[Start of Attachment]

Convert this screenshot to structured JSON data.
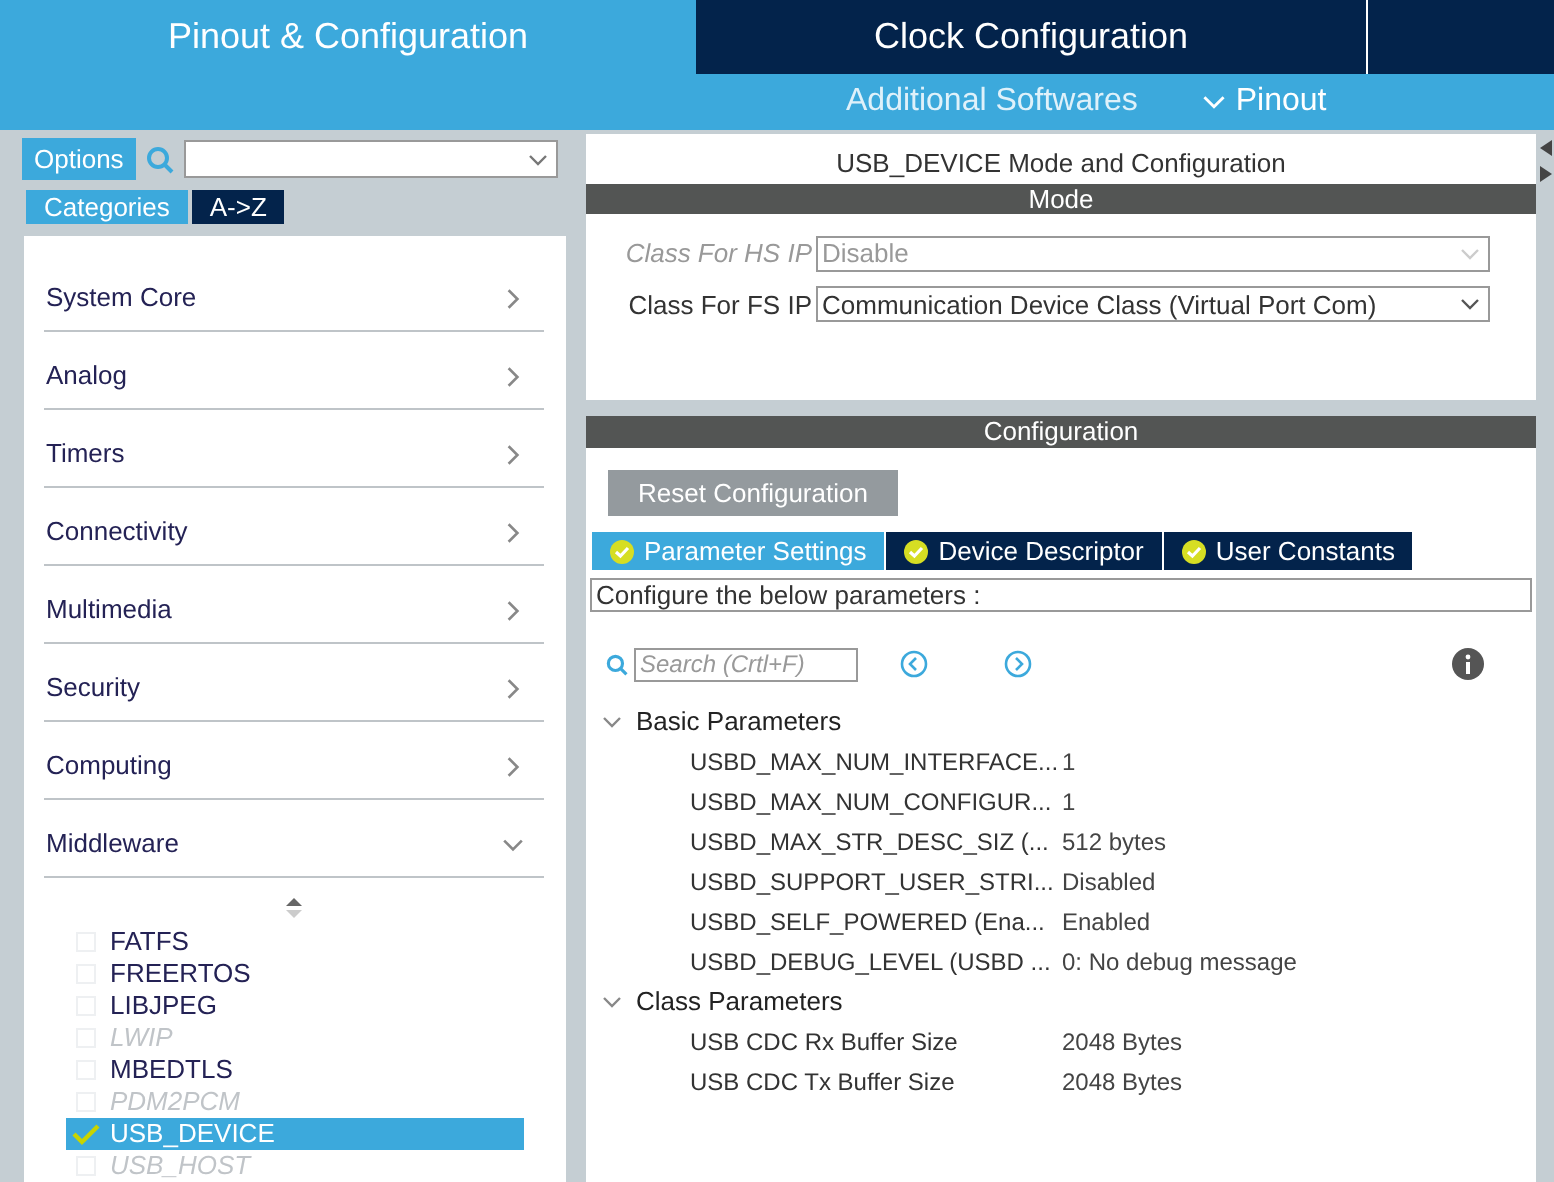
{
  "top_tabs": [
    {
      "label": "Pinout & Configuration",
      "selected": true
    },
    {
      "label": "Clock Configuration",
      "selected": false
    }
  ],
  "sub_bar": {
    "center": "Additional Softwares",
    "right": "Pinout"
  },
  "sidebar": {
    "options_button": "Options",
    "view_tabs": [
      {
        "label": "Categories",
        "selected": true
      },
      {
        "label": "A->Z",
        "selected": false
      }
    ],
    "categories": [
      {
        "label": "System Core",
        "expanded": false
      },
      {
        "label": "Analog",
        "expanded": false
      },
      {
        "label": "Timers",
        "expanded": false
      },
      {
        "label": "Connectivity",
        "expanded": false
      },
      {
        "label": "Multimedia",
        "expanded": false
      },
      {
        "label": "Security",
        "expanded": false
      },
      {
        "label": "Computing",
        "expanded": false
      },
      {
        "label": "Middleware",
        "expanded": true,
        "items": [
          {
            "label": "FATFS",
            "checked": false,
            "disabled": false,
            "selected": false
          },
          {
            "label": "FREERTOS",
            "checked": false,
            "disabled": false,
            "selected": false
          },
          {
            "label": "LIBJPEG",
            "checked": false,
            "disabled": false,
            "selected": false
          },
          {
            "label": "LWIP",
            "checked": false,
            "disabled": true,
            "selected": false
          },
          {
            "label": "MBEDTLS",
            "checked": false,
            "disabled": false,
            "selected": false
          },
          {
            "label": "PDM2PCM",
            "checked": false,
            "disabled": true,
            "selected": false
          },
          {
            "label": "USB_DEVICE",
            "checked": true,
            "disabled": false,
            "selected": true
          },
          {
            "label": "USB_HOST",
            "checked": false,
            "disabled": true,
            "selected": false
          }
        ]
      }
    ]
  },
  "mode_panel": {
    "title": "USB_DEVICE Mode and Configuration",
    "header": "Mode",
    "fields": [
      {
        "label": "Class For HS IP",
        "value": "Disable",
        "disabled": true
      },
      {
        "label": "Class For FS IP",
        "value": "Communication Device Class (Virtual Port Com)",
        "disabled": false
      }
    ]
  },
  "config_panel": {
    "header": "Configuration",
    "reset_button": "Reset Configuration",
    "tabs": [
      {
        "label": "Parameter Settings",
        "selected": true
      },
      {
        "label": "Device Descriptor",
        "selected": false
      },
      {
        "label": "User Constants",
        "selected": false
      }
    ],
    "description": "Configure the below parameters :",
    "search": {
      "placeholder": "Search (Crtl+F)"
    },
    "groups": [
      {
        "label": "Basic Parameters",
        "expanded": true,
        "params": [
          {
            "name": "USBD_MAX_NUM_INTERFACE...",
            "value": "1"
          },
          {
            "name": "USBD_MAX_NUM_CONFIGUR...",
            "value": "1"
          },
          {
            "name": "USBD_MAX_STR_DESC_SIZ (...",
            "value": "512 bytes"
          },
          {
            "name": "USBD_SUPPORT_USER_STRI...",
            "value": "Disabled"
          },
          {
            "name": "USBD_SELF_POWERED (Ena...",
            "value": "Enabled"
          },
          {
            "name": "USBD_DEBUG_LEVEL (USBD ...",
            "value": "0: No debug message"
          }
        ]
      },
      {
        "label": "Class Parameters",
        "expanded": true,
        "params": [
          {
            "name": "USB CDC Rx Buffer Size",
            "value": "2048 Bytes"
          },
          {
            "name": "USB CDC Tx Buffer Size",
            "value": "2048 Bytes"
          }
        ]
      }
    ]
  }
}
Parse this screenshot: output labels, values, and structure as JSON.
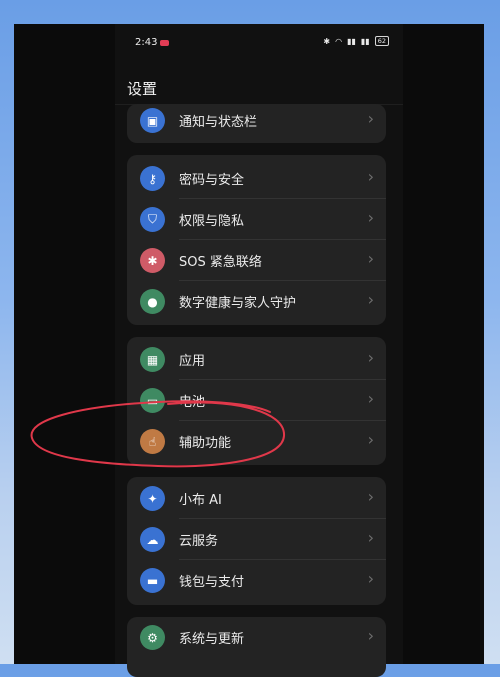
{
  "status_bar": {
    "time": "2:43",
    "icons": [
      "bluetooth-icon",
      "wifi-icon",
      "signal-icon",
      "signal-icon"
    ],
    "battery": "62"
  },
  "page_title": "设置",
  "groups": [
    {
      "items": [
        {
          "label": "通知与状态栏",
          "icon": "notification-icon",
          "color": "#3a72d2"
        }
      ]
    },
    {
      "items": [
        {
          "label": "密码与安全",
          "icon": "key-icon",
          "color": "#3a72d2"
        },
        {
          "label": "权限与隐私",
          "icon": "shield-icon",
          "color": "#3a72d2"
        },
        {
          "label": "SOS 紧急联络",
          "icon": "asterisk-icon",
          "color": "#cf5b67"
        },
        {
          "label": "数字健康与家人守护",
          "icon": "person-icon",
          "color": "#3f8a62"
        }
      ]
    },
    {
      "items": [
        {
          "label": "应用",
          "icon": "apps-grid-icon",
          "color": "#3f8a62"
        },
        {
          "label": "电池",
          "icon": "battery-icon",
          "color": "#3f8a62"
        },
        {
          "label": "辅助功能",
          "icon": "hand-icon",
          "color": "#c07a44"
        }
      ]
    },
    {
      "items": [
        {
          "label": "小布 AI",
          "icon": "ai-icon",
          "color": "#3a72d2"
        },
        {
          "label": "云服务",
          "icon": "cloud-icon",
          "color": "#3a72d2"
        },
        {
          "label": "钱包与支付",
          "icon": "wallet-icon",
          "color": "#3a72d2"
        }
      ]
    },
    {
      "items": [
        {
          "label": "系统与更新",
          "icon": "gear-icon",
          "color": "#3f8a62"
        }
      ]
    }
  ],
  "annotation_color": "#e0384a"
}
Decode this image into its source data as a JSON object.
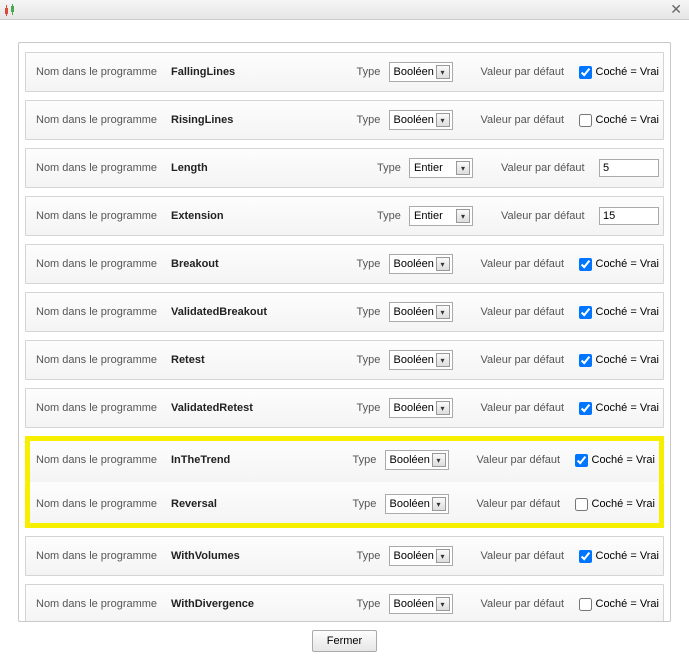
{
  "labels": {
    "name": "Nom dans le programme",
    "type": "Type",
    "default": "Valeur par défaut",
    "checked_true": "Coché = Vrai",
    "close_button": "Fermer"
  },
  "type_options": {
    "boolean": "Booléen",
    "integer": "Entier"
  },
  "rows": [
    {
      "name": "FallingLines",
      "type": "boolean",
      "checked": true
    },
    {
      "name": "RisingLines",
      "type": "boolean",
      "checked": false
    },
    {
      "name": "Length",
      "type": "integer",
      "value": "5"
    },
    {
      "name": "Extension",
      "type": "integer",
      "value": "15"
    },
    {
      "name": "Breakout",
      "type": "boolean",
      "checked": true
    },
    {
      "name": "ValidatedBreakout",
      "type": "boolean",
      "checked": true
    },
    {
      "name": "Retest",
      "type": "boolean",
      "checked": true
    },
    {
      "name": "ValidatedRetest",
      "type": "boolean",
      "checked": true
    },
    {
      "name": "InTheTrend",
      "type": "boolean",
      "checked": true,
      "highlight": "top"
    },
    {
      "name": "Reversal",
      "type": "boolean",
      "checked": false,
      "highlight": "bot"
    },
    {
      "name": "WithVolumes",
      "type": "boolean",
      "checked": true
    },
    {
      "name": "WithDivergence",
      "type": "boolean",
      "checked": false
    }
  ]
}
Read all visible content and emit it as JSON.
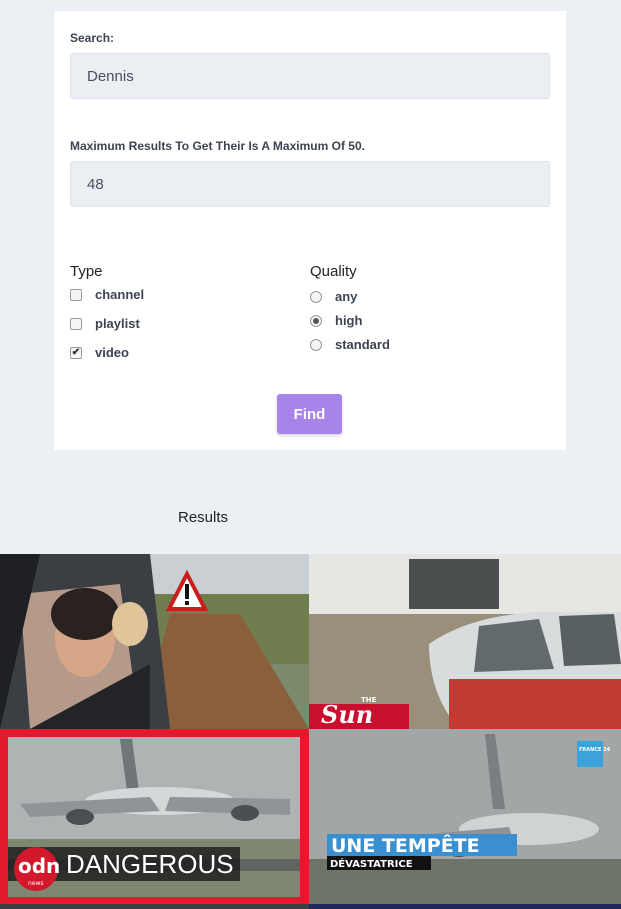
{
  "search": {
    "label": "Search:",
    "value": "Dennis"
  },
  "max_results": {
    "label": "Maximum Results To Get Their Is A Maximum Of 50.",
    "value": "48"
  },
  "type_group": {
    "title": "Type",
    "options": [
      {
        "label": "channel",
        "checked": false
      },
      {
        "label": "playlist",
        "checked": false
      },
      {
        "label": "video",
        "checked": true
      }
    ]
  },
  "quality_group": {
    "title": "Quality",
    "options": [
      {
        "label": "any",
        "selected": false
      },
      {
        "label": "high",
        "selected": true
      },
      {
        "label": "standard",
        "selected": false
      }
    ]
  },
  "find_button": {
    "label": "Find",
    "color": "#a783ea"
  },
  "results": {
    "heading": "Results",
    "thumbnails": [
      {
        "caption": ""
      },
      {
        "caption": "Sun",
        "logo_text": "THE"
      },
      {
        "caption": "DANGEROUS",
        "logo_text": "odn",
        "logo_sub": "news"
      },
      {
        "caption": "UNE TEMPÊTE",
        "subcaption": "DÉVASTATRICE",
        "logo_text": "FRANCE 24"
      }
    ]
  }
}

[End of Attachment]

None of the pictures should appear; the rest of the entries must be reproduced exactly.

Convert this screenshot to structured JSON data.
{
  "top_tabs": [
    {
      "label": "Pinout & Configuration",
      "selected": true
    },
    {
      "label": "Clock Configuration",
      "selected": false
    }
  ],
  "sub_bar": {
    "center": "Additional Softwares",
    "right": "Pinout"
  },
  "sidebar": {
    "options_button": "Options",
    "view_tabs": [
      {
        "label": "Categories",
        "selected": true
      },
      {
        "label": "A->Z",
        "selected": false
      }
    ],
    "categories": [
      {
        "label": "System Core",
        "expanded": false
      },
      {
        "label": "Analog",
        "expanded": false
      },
      {
        "label": "Timers",
        "expanded": false
      },
      {
        "label": "Connectivity",
        "expanded": false
      },
      {
        "label": "Multimedia",
        "expanded": false
      },
      {
        "label": "Security",
        "expanded": false
      },
      {
        "label": "Computing",
        "expanded": false
      },
      {
        "label": "Middleware",
        "expanded": true,
        "items": [
          {
            "label": "FATFS",
            "checked": false,
            "disabled": false,
            "selected": false
          },
          {
            "label": "FREERTOS",
            "checked": false,
            "disabled": false,
            "selected": false
          },
          {
            "label": "LIBJPEG",
            "checked": false,
            "disabled": false,
            "selected": false
          },
          {
            "label": "LWIP",
            "checked": false,
            "disabled": true,
            "selected": false
          },
          {
            "label": "MBEDTLS",
            "checked": false,
            "disabled": false,
            "selected": false
          },
          {
            "label": "PDM2PCM",
            "checked": false,
            "disabled": true,
            "selected": false
          },
          {
            "label": "USB_DEVICE",
            "checked": true,
            "disabled": false,
            "selected": true
          },
          {
            "label": "USB_HOST",
            "checked": false,
            "disabled": true,
            "selected": false
          }
        ]
      }
    ]
  },
  "mode_panel": {
    "title": "USB_DEVICE Mode and Configuration",
    "header": "Mode",
    "fields": [
      {
        "label": "Class For HS IP",
        "value": "Disable",
        "disabled": true
      },
      {
        "label": "Class For FS IP",
        "value": "Communication Device Class (Virtual Port Com)",
        "disabled": false
      }
    ]
  },
  "config_panel": {
    "header": "Configuration",
    "reset_button": "Reset Configuration",
    "tabs": [
      {
        "label": "Parameter Settings",
        "selected": true
      },
      {
        "label": "Device Descriptor",
        "selected": false
      },
      {
        "label": "User Constants",
        "selected": false
      }
    ],
    "description": "Configure the below parameters :",
    "search": {
      "placeholder": "Search (Crtl+F)"
    },
    "groups": [
      {
        "label": "Basic Parameters",
        "expanded": true,
        "params": [
          {
            "name": "USBD_MAX_NUM_INTERFACE...",
            "value": "1"
          },
          {
            "name": "USBD_MAX_NUM_CONFIGUR...",
            "value": "1"
          },
          {
            "name": "USBD_MAX_STR_DESC_SIZ (...",
            "value": "512 bytes"
          },
          {
            "name": "USBD_SUPPORT_USER_STRI...",
            "value": "Disabled"
          },
          {
            "name": "USBD_SELF_POWERED (Ena...",
            "value": "Enabled"
          },
          {
            "name": "USBD_DEBUG_LEVEL (USBD ...",
            "value": "0: No debug message"
          }
        ]
      },
      {
        "label": "Class Parameters",
        "expanded": true,
        "params": [
          {
            "name": "USB CDC Rx Buffer Size",
            "value": "2048 Bytes"
          },
          {
            "name": "USB CDC Tx Buffer Size",
            "value": "2048 Bytes"
          }
        ]
      }
    ]
  }
}
Parse this screenshot: output labels, values, and structure as JSON.
{
  "status_bar": {
    "time": "2:43",
    "icons": [
      "bluetooth-icon",
      "wifi-icon",
      "signal-icon",
      "signal-icon"
    ],
    "battery": "62"
  },
  "page_title": "设置",
  "groups": [
    {
      "items": [
        {
          "label": "通知与状态栏",
          "icon": "notification-icon",
          "color": "#3a72d2"
        }
      ]
    },
    {
      "items": [
        {
          "label": "密码与安全",
          "icon": "key-icon",
          "color": "#3a72d2"
        },
        {
          "label": "权限与隐私",
          "icon": "shield-icon",
          "color": "#3a72d2"
        },
        {
          "label": "SOS 紧急联络",
          "icon": "asterisk-icon",
          "color": "#cf5b67"
        },
        {
          "label": "数字健康与家人守护",
          "icon": "person-icon",
          "color": "#3f8a62"
        }
      ]
    },
    {
      "items": [
        {
          "label": "应用",
          "icon": "apps-grid-icon",
          "color": "#3f8a62"
        },
        {
          "label": "电池",
          "icon": "battery-icon",
          "color": "#3f8a62"
        },
        {
          "label": "辅助功能",
          "icon": "hand-icon",
          "color": "#c07a44"
        }
      ]
    },
    {
      "items": [
        {
          "label": "小布 AI",
          "icon": "ai-icon",
          "color": "#3a72d2"
        },
        {
          "label": "云服务",
          "icon": "cloud-icon",
          "color": "#3a72d2"
        },
        {
          "label": "钱包与支付",
          "icon": "wallet-icon",
          "color": "#3a72d2"
        }
      ]
    },
    {
      "items": [
        {
          "label": "系统与更新",
          "icon": "gear-icon",
          "color": "#3f8a62"
        }
      ]
    }
  ],
  "annotation_color": "#e0384a"
}
Decode this image into its source data as a JSON object.
{
  "labels": {
    "name": "Nom dans le programme",
    "type": "Type",
    "default": "Valeur par défaut",
    "checked_true": "Coché = Vrai",
    "close_button": "Fermer"
  },
  "type_options": {
    "boolean": "Booléen",
    "integer": "Entier"
  },
  "rows": [
    {
      "name": "FallingLines",
      "type": "boolean",
      "checked": true
    },
    {
      "name": "RisingLines",
      "type": "boolean",
      "checked": false
    },
    {
      "name": "Length",
      "type": "integer",
      "value": "5"
    },
    {
      "name": "Extension",
      "type": "integer",
      "value": "15"
    },
    {
      "name": "Breakout",
      "type": "boolean",
      "checked": true
    },
    {
      "name": "ValidatedBreakout",
      "type": "boolean",
      "checked": true
    },
    {
      "name": "Retest",
      "type": "boolean",
      "checked": true
    },
    {
      "name": "ValidatedRetest",
      "type": "boolean",
      "checked": true
    },
    {
      "name": "InTheTrend",
      "type": "boolean",
      "checked": true,
      "highlight": "top"
    },
    {
      "name": "Reversal",
      "type": "boolean",
      "checked": false,
      "highlight": "bot"
    },
    {
      "name": "WithVolumes",
      "type": "boolean",
      "checked": true
    },
    {
      "name": "WithDivergence",
      "type": "boolean",
      "checked": false
    }
  ]
}
Read all visible content and emit it as JSON.
{
  "search": {
    "label": "Search:",
    "value": "Dennis"
  },
  "max_results": {
    "label": "Maximum Results To Get Their Is A Maximum Of 50.",
    "value": "48"
  },
  "type_group": {
    "title": "Type",
    "options": [
      {
        "label": "channel",
        "checked": false
      },
      {
        "label": "playlist",
        "checked": false
      },
      {
        "label": "video",
        "checked": true
      }
    ]
  },
  "quality_group": {
    "title": "Quality",
    "options": [
      {
        "label": "any",
        "selected": false
      },
      {
        "label": "high",
        "selected": true
      },
      {
        "label": "standard",
        "selected": false
      }
    ]
  },
  "find_button": {
    "label": "Find",
    "color": "#a783ea"
  },
  "results": {
    "heading": "Results",
    "thumbnails": [
      {
        "caption": ""
      },
      {
        "caption": "Sun",
        "logo_text": "THE"
      },
      {
        "caption": "DANGEROUS",
        "logo_text": "odn",
        "logo_sub": "news"
      },
      {
        "caption": "UNE TEMPÊTE",
        "subcaption": "DÉVASTATRICE",
        "logo_text": "FRANCE 24"
      }
    ]
  }
}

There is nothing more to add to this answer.